I had one of those "marketing lessons from everyday life" moments this morning as I made cinnamon sugar toast for my daughter.

If you've never made cinnamon sugar toast, the process goes something like this: toast bread, spread butter onto it, and sprinkle a mixture of cinnamon and sugar on it. Pretty simple, but there are details that have to be done right for it to come out tasting the way it's supposed to.

Toast Your Bread

Cinnamon sugar really doesn't work on untoasted bread, and it's best if the bread is lightly browned. Too little toasting and it loses that satisfying crunch. Too much toasting and it gets dry and crumbly.

Your prospects are the bread. You'll get the best results selling to those who are ready for your product, but haven't already found a solution.

Spread the Butter While the Bread's Hot

The melted butter is what makes the cinnamon sugar stick to and soak into the bread. If you're off doing something else when the toast pops up and don't get the butter on quickly, it doesn't melt in very well. And sugar on unmelted butter creates an unpleasant mixture of gritty and smooth -- not the experience you're aiming for.

The problem your product solves is the butter. For your message to stick and sink in, you've got to agitate the prospect's desire for a solution to the problem while they're hot.

Carefully Reheat if Necessary

If you don't get the butter on quickly enough and it doesn't melt in, you can pop it back into the toaster for a few seconds to melt it more. When I was a kid, my parents told me not to do this, because the melting butter might gum up the toaster. Rebel that I am, I spread the butter thin and ignored their warning.

Be careful not to re-toast for too long, or the other side of the toast will dry out or burn.

Your email autoresponder does your reheating for you. Prospects who weren't ready to buy get a bit more heat, and with luck, the butter melts in and the message sticks.

Reader Comment:
Antone Roundy said:
Ha! Thanks for your comment. I hope you enjoy your toast.
(join the conversation below)

One more thing: sometimes its enough to put the bread back into the toaster without turning it back on. That's like having a long sales letter with multiple calls to action. If the customer doesn't bite on the first one, warm them up some more and try again.

Add the Cinnamon Sugar

Once you've got lightly browned toast with a thin layer of melted butter, you're ready to sprinkle on a thin, even coat of cinnamon sugar. The ideal blend is about three parts sugar to one part cinnamon. Too much sugar, and you get sweetness without flavor. Too much cinnamon and it tends to bite back.

Cinnamon sugar is your message. The sugar is the emotional content -- stories, agitating the problem that your product solves, painting a picture of how their life will be different once they've got your product, etc.
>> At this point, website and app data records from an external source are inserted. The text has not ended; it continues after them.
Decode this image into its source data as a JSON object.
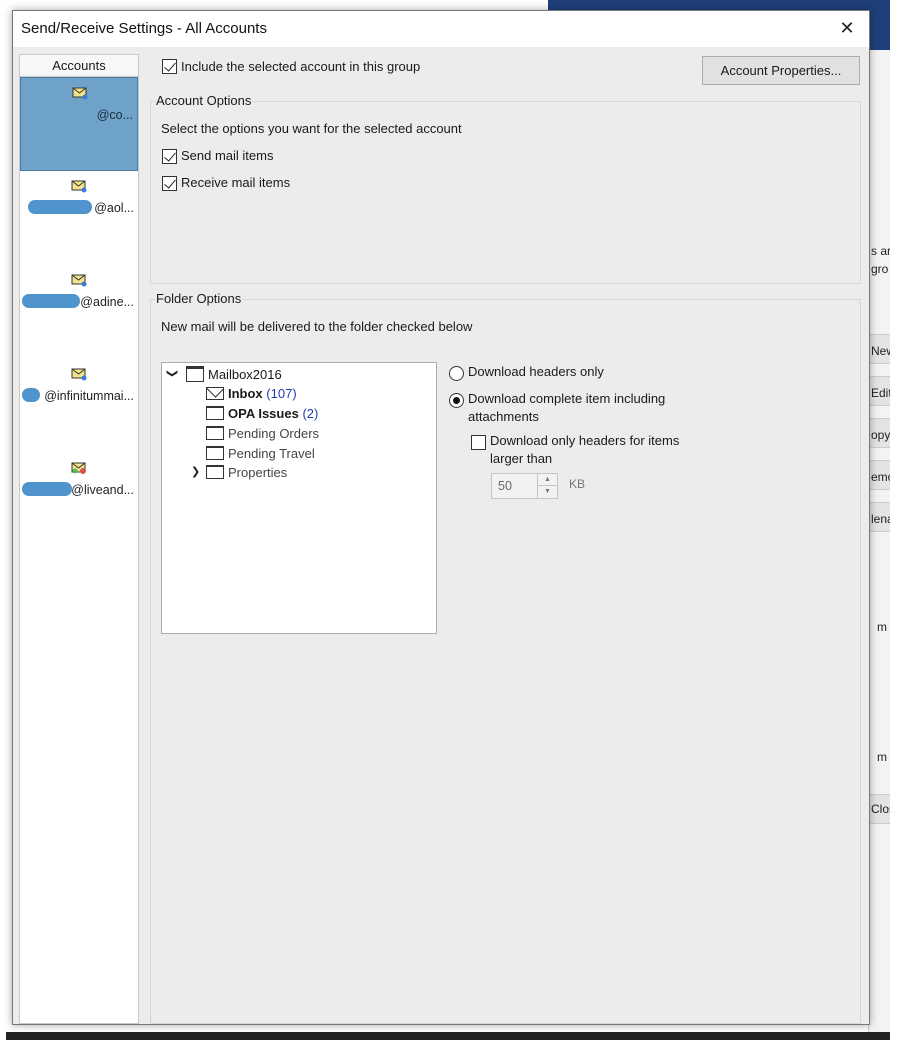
{
  "background": {
    "fragments": [
      "s ar",
      "gro",
      "New",
      "Edit.",
      "opy",
      "emo",
      "lenar",
      "m",
      "m",
      "Clos"
    ]
  },
  "dialog": {
    "title": "Send/Receive Settings - All Accounts",
    "close_label": "✕"
  },
  "accounts": {
    "header": "Accounts",
    "items": [
      {
        "label": "@co...",
        "selected": true
      },
      {
        "label": "@aol..."
      },
      {
        "label": "@adine..."
      },
      {
        "label": "@infinitummai..."
      },
      {
        "label": "@liveand..."
      }
    ]
  },
  "include": {
    "label": "Include the selected account in this group",
    "checked": true
  },
  "account_properties_button": "Account Properties...",
  "account_options": {
    "title": "Account Options",
    "description": "Select the options you want for the selected account",
    "send_label": "Send mail items",
    "receive_label": "Receive mail items"
  },
  "folder_options": {
    "title": "Folder Options",
    "description": "New mail will be delivered to the folder checked below",
    "tree": {
      "root": "Mailbox2016",
      "inbox": {
        "name": "Inbox",
        "count": "(107)"
      },
      "opa": {
        "name": "OPA Issues",
        "count": "(2)"
      },
      "pending_orders": "Pending Orders",
      "pending_travel": "Pending Travel",
      "properties": "Properties"
    },
    "download_headers_only": "Download headers only",
    "download_complete_line1": "Download complete item including",
    "download_complete_line2": "attachments",
    "download_only_headers_line1": "Download only headers for items",
    "download_only_headers_line2": "larger than",
    "size_value": "50",
    "size_unit": "KB"
  }
}
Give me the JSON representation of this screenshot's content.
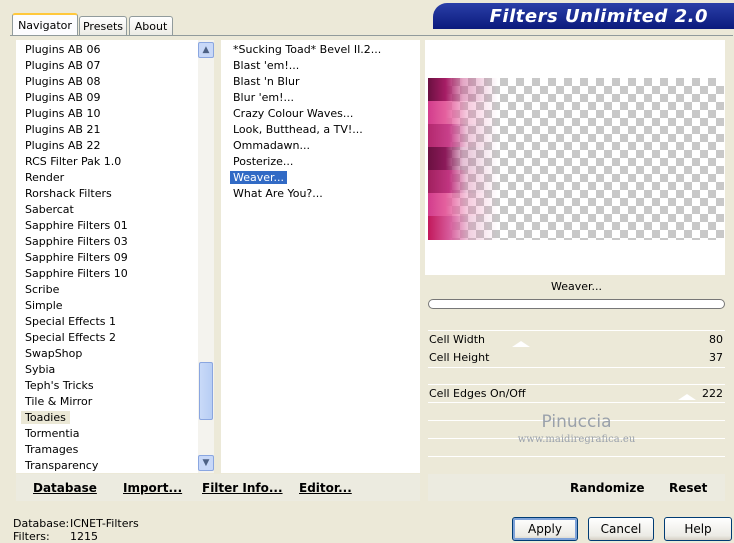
{
  "banner": {
    "title": "Filters Unlimited 2.0"
  },
  "tabs": [
    {
      "label": "Navigator",
      "active": true
    },
    {
      "label": "Presets",
      "active": false
    },
    {
      "label": "About",
      "active": false
    }
  ],
  "categories": {
    "items": [
      "Plugins AB 06",
      "Plugins AB 07",
      "Plugins AB 08",
      "Plugins AB 09",
      "Plugins AB 10",
      "Plugins AB 21",
      "Plugins AB 22",
      "RCS Filter Pak 1.0",
      "Render",
      "Rorshack Filters",
      "Sabercat",
      "Sapphire Filters 01",
      "Sapphire Filters 03",
      "Sapphire Filters 09",
      "Sapphire Filters 10",
      "Scribe",
      "Simple",
      "Special Effects 1",
      "Special Effects 2",
      "SwapShop",
      "Sybia",
      "Teph's Tricks",
      "Tile & Mirror",
      "Toadies",
      "Tormentia",
      "Tramages",
      "Transparency"
    ],
    "selected": "Toadies"
  },
  "filters": {
    "items": [
      "*Sucking Toad*  Bevel II.2...",
      "Blast 'em!...",
      "Blast 'n Blur",
      "Blur 'em!...",
      "Crazy Colour Waves...",
      "Look, Butthead, a TV!...",
      "Ommadawn...",
      "Posterize...",
      "Weaver...",
      "What Are You?..."
    ],
    "selected": "Weaver..."
  },
  "filter_name": "Weaver...",
  "params": [
    {
      "label": "Cell Width",
      "value": "80"
    },
    {
      "label": "Cell Height",
      "value": "37"
    },
    {
      "label": "Cell Edges On/Off",
      "value": "222"
    }
  ],
  "watermark": {
    "line1": "Pinuccia",
    "line2": "www.maidiregrafica.eu"
  },
  "left_buttons": {
    "database": "Database",
    "import": "Import...",
    "filter_info": "Filter Info...",
    "editor": "Editor..."
  },
  "right_buttons": {
    "randomize": "Randomize",
    "reset": "Reset"
  },
  "status": {
    "database_label": "Database:",
    "database_value": "ICNET-Filters",
    "filters_label": "Filters:",
    "filters_value": "1215"
  },
  "dialog_buttons": {
    "apply": "Apply",
    "cancel": "Cancel",
    "help": "Help"
  },
  "colors": {
    "banner": "#0b1a7c",
    "selection": "#316ac5",
    "preview_pink": "#c2185b"
  }
}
People make purchase decisions based on emotion, and then justify their decisions with logic. The cinnamon is the logic -- the hard information.

Too much sugar, and your prospect will want a solution, but won't be convinced that your product can deliver it. Too much cinnamon, and you'll fail to capture their interest. The ideal mix for marketing your product may not be three to one, but that's probably a good starting point.

Cut It in an "X"

This step isn't necessary for everyone, but to get my daughter to eat it, I have to get her past the crust. I could painstakingly cut the crust off, but I've found that it's easier to just cut it in an "X" and let her eat it from the center.

The crust is your prospects' objections and concerns. If you hand them a slice of toast that's still ringed in them, they won't bite. To get them past the crust, you've got to address their concerns in one way or another.

"Toast is Ready"

It wouldn't do any good to make toast for my daughter if I didn't tell her it was ready to eat. Likewise, your prospects need a call to action to tell them what to do next.

So here's what I'd like you to do next:

  • First, leave a comment below.
  • Next, share this message with your friends and contacts (tweet it, "Like" it, etc.)
  • Then, if you'd like a slice of toast each weekday, use the form below to join my mailing list (you'll get an email whenever I post something new to the blog).
  • And finally, check your own cinnamon sugar toast and make sure you're toasting it to perfection, buttering it while it's hot, sprinkling the right mixture of cinnamon and sugar on it, dealing with the crust, and letting your prospects know it's ready to eat.

Happy toasting!